The search for ‘full-blooded American’ values
Originally published on BuzzFlash.com on Mon, 05/19/2008 – 10:19am
One was born in a state two years after it came into the Union. The other was born on American soil outside the United States. And both are running for president of the United States – as full-blooded Americans.
Barack Obama (Hawaii – 1961) and John McCain (Panama Canal Zone – 1936) are full-blooded Americans, as are Hillary Clinton, John Edwards, Bill Richardson, Joe Biden, Chris Dodd, Mike Gravel, Dennis Kucinich, Mike Huckabee, Ron Paul, Rudy Giuliani, Mitt Romney, Fred Thompson, Sam Brownback, Tom Tancredo, Duncan Hunter, Tommy Thompson, and yes, even Alan Keyes.
Whew! Well, we got that out of the way.
It’s funny coming in on a Monday and hearing about curiosities about the candidates and whether they are “full-blooded Americans,” especially when you consider where I was over the weekend: Canada.
Even when you are barely in Canada (Windsor, Ontario), there is this fascination with the differences between Canadians and Americans.
There are the obvious ones: accents, spellings of words, phrasing of words (in the U.S., you would say he’s in the 8th grade; in Canada, he is in Grade 8.) There are subtle ones: the Stanley Cup playoffs are important there; NBA basketball playoffs here. Canadians will actually queue up (get in line) for things and they do seem more polite.
But there is something about being in a different country that makes you feel American. I walk down the streets in Chicago and I don’t think about being an American. I walk down the streets in Windsor and I realize I am an American.
I’m certainly not the “rude American” and I use Canadian currency, even in Windsor, where American money is welcome. But when I watch Canadians up close, and even though I love Canada and Canadians, I know deep down inside I’m an American.
But we all realize that for 24-year-old Josh Fry of West Virginia, “full-blooded American” means something different. And on that long list up at the top, some of them qualify in the mind of Josh Fry and some of them don’t.
I know I have distant cousins in West Virginia, and relatives scattered throughout Appalachia, such as Western Virginia and Kentucky. I’ve been to Kentucky numerous times.

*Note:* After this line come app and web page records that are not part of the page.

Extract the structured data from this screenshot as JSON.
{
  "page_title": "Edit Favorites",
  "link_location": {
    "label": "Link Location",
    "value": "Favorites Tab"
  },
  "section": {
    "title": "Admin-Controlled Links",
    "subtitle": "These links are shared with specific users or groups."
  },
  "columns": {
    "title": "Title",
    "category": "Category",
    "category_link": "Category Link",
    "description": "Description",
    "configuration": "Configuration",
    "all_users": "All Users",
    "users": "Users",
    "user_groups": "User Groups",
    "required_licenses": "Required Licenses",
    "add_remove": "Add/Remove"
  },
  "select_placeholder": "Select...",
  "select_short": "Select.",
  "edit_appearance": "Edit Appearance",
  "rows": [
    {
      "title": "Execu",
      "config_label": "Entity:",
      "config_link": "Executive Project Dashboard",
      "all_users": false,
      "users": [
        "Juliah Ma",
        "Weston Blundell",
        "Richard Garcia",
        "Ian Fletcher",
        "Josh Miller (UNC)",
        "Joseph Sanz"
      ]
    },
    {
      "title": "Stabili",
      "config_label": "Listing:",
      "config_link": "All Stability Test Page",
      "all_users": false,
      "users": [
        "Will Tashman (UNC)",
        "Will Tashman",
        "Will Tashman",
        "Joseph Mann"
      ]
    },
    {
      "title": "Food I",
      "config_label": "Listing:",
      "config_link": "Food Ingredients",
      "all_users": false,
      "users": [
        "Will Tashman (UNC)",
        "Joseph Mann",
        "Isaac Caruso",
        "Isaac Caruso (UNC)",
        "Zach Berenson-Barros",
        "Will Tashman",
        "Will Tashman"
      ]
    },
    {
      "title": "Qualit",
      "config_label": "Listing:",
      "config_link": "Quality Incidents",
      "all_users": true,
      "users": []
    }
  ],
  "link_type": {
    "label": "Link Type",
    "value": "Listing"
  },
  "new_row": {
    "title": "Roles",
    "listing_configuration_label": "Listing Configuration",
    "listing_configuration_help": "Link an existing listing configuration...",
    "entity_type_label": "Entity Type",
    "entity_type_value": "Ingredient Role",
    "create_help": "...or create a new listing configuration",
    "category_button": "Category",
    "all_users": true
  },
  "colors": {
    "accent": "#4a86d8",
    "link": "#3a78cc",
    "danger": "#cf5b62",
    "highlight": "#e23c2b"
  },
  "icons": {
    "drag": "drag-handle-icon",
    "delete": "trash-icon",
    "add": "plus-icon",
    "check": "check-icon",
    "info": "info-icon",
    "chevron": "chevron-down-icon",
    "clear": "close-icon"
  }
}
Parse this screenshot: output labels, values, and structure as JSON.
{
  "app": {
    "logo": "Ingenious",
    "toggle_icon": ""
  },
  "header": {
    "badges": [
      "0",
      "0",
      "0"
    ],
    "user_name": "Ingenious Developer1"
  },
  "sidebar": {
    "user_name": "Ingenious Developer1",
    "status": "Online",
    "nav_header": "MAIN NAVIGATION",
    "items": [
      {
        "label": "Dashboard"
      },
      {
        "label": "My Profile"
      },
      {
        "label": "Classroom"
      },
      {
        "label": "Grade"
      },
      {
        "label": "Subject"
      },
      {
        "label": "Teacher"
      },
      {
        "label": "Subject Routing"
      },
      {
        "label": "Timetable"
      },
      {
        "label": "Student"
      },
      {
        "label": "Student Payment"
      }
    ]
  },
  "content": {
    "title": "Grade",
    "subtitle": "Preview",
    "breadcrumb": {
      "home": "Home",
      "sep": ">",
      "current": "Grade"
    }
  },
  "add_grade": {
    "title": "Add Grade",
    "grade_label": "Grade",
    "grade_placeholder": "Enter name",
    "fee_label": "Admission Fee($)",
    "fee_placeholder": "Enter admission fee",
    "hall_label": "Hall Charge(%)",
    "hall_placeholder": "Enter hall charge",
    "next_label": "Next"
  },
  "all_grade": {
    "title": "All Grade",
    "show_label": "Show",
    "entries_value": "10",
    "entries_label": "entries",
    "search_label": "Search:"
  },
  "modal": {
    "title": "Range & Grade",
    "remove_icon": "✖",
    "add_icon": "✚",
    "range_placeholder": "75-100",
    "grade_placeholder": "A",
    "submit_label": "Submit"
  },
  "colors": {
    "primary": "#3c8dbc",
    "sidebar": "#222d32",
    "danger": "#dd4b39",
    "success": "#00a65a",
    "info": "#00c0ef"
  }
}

And you know what: some of these people aren’t going to vote for Barack Obama, even if he is the best candidate to address their needs. They live in some of the poorest areas of the country, and they might vote for a guy who admits “I know a lot less about economics than I do about military and foreign policy issues.” And we’ve seen how much he knows about Iraq these days.
But hacks such as Kathleen Parker are obsessed with people such as Josh Fry and his search for a candidate with “blood equity, heritage and commitment to hard-won American values.”
Sadly, it does seem to be American to drift to the level of the lowest common denominator. We do that with our education system (No Child Left Behind). We do that with our television (Farmer Wants a Wife). We find the least-educated, least-knowledgable people and hold them up as the standard that our politicians should appeal to, and they should do it in a way that insults everyone else.
It’s funny when you are in Canada that the way they approach things does have a “heritage and commitment to hard-won American values.” Take care of your fellow citizens. Make sure those of all races, creeds, and colors have opportunities to contribute to the fabric of society. Work hard and you can get somewhere. These are Canadian values, and they are also American values. Full-blooded American values.